The coronavirus pandemic forced a rethinking of the exhibition which was due to open at the Queen Elizabeth Hall foyer at the Southbank Centre. It will now have a much more prominent public platform giving many more people the opportunity to ‘stumble’ across these portraits and to learn about the racial inequality within British academia.
“I am thrilled to be working with the Southbank Centre on this exhibition. As one of London’s leading arts’ venues, it is a fitting space in which to help draw attention to just how few Black female professors there are in the UK and to highlight their achievements.” Dr Rollock
Amongst the 45 women being celebrated in the first-ever public exhibition to honour Britain’s Black female professors are award-winning author Bernadine Evaristo, poet and playwright Joan Anim-Addo and the first woman ever to be appointed head of a UK dental school, Cynthia Pine.
The exhibition results from the work of Dr Rollock who undertook academic research examining the career experiences and strategies of Black female professors at UK universities over the past three years. The portraits were taken by photographer Bill Knight, who travelled across England, Scotland and Wales to capture the images.
Dr Rollock’s 2019 research showed the barriers faced by Black women as they worked to navigate their way through higher education and the strategies they used to help them reach professorship.
Fewer than 1% of professors in the UK are Black despite increases in overall levels of academic staff.
“It is an honour for the Southbank Centre to be presenting this important exhibition in our public spaces on the beautiful setting next to the River Thames. Due to COVID-19, we have had to move this exhibition from our indoor spaces, to an outside setting. This means that thousands more people will see the project than might have originally. Access to education and culture is everybody’s right, and the need for culture and education to reflect the society we live in is also a subject that still needs to be fully addressed.
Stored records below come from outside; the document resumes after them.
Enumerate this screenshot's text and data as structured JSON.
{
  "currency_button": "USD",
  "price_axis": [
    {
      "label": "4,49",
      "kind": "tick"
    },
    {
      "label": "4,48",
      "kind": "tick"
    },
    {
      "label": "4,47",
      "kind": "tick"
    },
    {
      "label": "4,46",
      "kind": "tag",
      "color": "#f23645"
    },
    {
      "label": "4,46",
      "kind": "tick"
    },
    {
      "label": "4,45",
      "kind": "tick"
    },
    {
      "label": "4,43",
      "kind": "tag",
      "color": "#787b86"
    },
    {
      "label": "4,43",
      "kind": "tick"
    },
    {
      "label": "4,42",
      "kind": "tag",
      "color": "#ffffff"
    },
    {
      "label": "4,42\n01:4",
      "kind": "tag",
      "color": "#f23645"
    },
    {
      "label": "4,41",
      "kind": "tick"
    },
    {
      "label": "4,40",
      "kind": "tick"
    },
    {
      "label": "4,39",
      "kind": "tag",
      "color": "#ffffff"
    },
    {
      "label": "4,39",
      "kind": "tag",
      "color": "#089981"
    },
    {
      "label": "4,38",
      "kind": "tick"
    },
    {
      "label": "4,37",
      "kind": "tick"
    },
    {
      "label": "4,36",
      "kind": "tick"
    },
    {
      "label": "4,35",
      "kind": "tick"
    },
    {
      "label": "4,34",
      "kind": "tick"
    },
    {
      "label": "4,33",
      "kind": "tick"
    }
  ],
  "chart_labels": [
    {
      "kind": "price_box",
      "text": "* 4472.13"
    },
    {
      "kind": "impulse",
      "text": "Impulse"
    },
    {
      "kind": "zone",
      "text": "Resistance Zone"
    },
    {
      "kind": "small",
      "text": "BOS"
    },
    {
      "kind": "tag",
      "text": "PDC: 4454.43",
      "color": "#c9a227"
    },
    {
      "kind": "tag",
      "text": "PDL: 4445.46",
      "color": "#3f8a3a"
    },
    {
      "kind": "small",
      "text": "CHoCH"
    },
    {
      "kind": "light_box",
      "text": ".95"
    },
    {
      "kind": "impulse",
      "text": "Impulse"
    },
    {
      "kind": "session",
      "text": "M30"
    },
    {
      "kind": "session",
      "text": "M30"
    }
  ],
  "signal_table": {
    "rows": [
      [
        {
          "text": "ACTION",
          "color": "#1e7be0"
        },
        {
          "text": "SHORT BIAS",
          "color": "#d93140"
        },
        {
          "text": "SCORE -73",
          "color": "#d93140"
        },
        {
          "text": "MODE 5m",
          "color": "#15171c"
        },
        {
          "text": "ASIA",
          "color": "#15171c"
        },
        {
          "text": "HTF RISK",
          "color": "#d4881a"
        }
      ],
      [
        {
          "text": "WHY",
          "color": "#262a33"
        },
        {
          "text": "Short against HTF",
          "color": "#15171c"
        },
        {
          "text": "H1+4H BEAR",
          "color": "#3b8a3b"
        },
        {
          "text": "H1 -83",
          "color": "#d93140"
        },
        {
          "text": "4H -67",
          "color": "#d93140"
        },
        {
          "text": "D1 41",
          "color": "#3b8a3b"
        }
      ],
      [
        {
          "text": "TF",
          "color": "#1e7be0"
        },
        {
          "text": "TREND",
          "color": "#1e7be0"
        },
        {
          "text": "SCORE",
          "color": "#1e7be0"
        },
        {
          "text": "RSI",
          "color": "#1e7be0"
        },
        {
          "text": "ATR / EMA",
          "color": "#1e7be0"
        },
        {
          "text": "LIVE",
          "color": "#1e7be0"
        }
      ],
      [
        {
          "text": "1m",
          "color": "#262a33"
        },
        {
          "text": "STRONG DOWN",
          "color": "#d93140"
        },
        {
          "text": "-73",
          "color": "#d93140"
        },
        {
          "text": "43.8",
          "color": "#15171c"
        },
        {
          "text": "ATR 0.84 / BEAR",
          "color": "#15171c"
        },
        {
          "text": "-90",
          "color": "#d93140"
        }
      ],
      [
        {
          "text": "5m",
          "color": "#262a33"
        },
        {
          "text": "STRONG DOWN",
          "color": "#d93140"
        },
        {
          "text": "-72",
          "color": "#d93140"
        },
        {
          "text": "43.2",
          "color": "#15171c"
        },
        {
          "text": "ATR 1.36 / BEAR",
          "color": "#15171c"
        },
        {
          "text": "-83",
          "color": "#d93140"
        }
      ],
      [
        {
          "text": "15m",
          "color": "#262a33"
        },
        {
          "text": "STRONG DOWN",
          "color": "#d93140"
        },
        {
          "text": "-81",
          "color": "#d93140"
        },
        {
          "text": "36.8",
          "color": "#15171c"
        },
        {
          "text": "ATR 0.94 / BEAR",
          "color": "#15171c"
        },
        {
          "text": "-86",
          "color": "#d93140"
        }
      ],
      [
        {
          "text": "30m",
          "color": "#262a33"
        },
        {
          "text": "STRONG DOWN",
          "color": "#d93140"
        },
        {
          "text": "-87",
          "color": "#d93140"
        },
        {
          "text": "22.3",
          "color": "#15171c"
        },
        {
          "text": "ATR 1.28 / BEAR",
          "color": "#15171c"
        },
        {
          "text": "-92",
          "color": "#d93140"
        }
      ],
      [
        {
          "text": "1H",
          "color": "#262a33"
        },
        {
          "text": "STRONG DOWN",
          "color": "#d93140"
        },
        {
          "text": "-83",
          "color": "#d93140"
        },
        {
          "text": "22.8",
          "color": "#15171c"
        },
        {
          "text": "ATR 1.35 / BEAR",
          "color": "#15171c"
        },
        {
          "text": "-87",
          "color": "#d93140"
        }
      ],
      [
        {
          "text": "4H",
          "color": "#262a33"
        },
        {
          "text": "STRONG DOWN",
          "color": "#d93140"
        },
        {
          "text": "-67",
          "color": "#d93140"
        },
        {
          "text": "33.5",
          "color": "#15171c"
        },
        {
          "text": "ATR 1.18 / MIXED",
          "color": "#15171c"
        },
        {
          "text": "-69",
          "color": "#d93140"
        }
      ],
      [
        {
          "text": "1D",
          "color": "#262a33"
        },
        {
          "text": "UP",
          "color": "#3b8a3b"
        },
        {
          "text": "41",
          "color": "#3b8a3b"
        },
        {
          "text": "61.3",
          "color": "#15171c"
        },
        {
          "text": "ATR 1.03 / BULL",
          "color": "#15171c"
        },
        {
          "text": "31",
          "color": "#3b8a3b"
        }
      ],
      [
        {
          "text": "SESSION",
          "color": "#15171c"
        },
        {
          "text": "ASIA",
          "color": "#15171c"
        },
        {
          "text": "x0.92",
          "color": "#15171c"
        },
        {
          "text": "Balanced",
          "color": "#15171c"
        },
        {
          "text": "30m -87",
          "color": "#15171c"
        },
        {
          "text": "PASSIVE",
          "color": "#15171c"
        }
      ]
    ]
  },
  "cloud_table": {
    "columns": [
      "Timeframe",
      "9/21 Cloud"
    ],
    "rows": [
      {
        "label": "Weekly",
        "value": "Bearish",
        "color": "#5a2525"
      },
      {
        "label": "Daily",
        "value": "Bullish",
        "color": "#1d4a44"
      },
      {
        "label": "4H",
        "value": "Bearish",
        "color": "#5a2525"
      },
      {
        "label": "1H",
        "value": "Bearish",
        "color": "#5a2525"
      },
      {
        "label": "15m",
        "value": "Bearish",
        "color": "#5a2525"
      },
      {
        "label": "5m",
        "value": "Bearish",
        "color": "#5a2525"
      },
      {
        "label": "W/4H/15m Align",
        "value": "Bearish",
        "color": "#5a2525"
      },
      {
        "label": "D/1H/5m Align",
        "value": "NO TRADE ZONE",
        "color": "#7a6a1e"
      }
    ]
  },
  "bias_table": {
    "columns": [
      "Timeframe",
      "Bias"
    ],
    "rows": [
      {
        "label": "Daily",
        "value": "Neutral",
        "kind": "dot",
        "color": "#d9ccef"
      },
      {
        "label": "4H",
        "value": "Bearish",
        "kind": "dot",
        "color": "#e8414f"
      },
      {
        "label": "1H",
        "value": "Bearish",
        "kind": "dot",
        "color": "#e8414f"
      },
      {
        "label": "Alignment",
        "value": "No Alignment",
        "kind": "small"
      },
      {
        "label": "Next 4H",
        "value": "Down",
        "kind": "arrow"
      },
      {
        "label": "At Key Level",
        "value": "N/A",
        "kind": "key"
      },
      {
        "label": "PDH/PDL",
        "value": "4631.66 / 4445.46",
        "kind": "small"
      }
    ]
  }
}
This project goes some way into shining a light on these ever more urgent issues.” Cedar Lewisohn, Site Curator
Black women represent the smallest group when both race and gender are considered together. They are three times less likely to be professors than their white female counterparts and half as likely as Black men.
There are 19,285* professors in UK universities in total according to a 2019 report by AdvanceHE. 12,795 are White males, 4,560 are White women. There are 90 Black men and 35 Black women.
These stunning portraits and the respective professors’ biographies are now being presented outdoors, in a series of weatherproof structures that are specially designed with social distancing guidelines in mind.
Phenomenal Women: Portraits of UK Black Female Professors, aims to highlight the presence and excellence of all the women included and provide a platform for debate about what it takes to reach this highest level of academic scholarship. The 45 women have all been professors at some point over the past three years.
The exhibition is sponsored by Paul Hastings, UCU, Pearn Kandola, Wellcome Trust and Baker McKenzie and supported by Runnymede and the Mayor for London.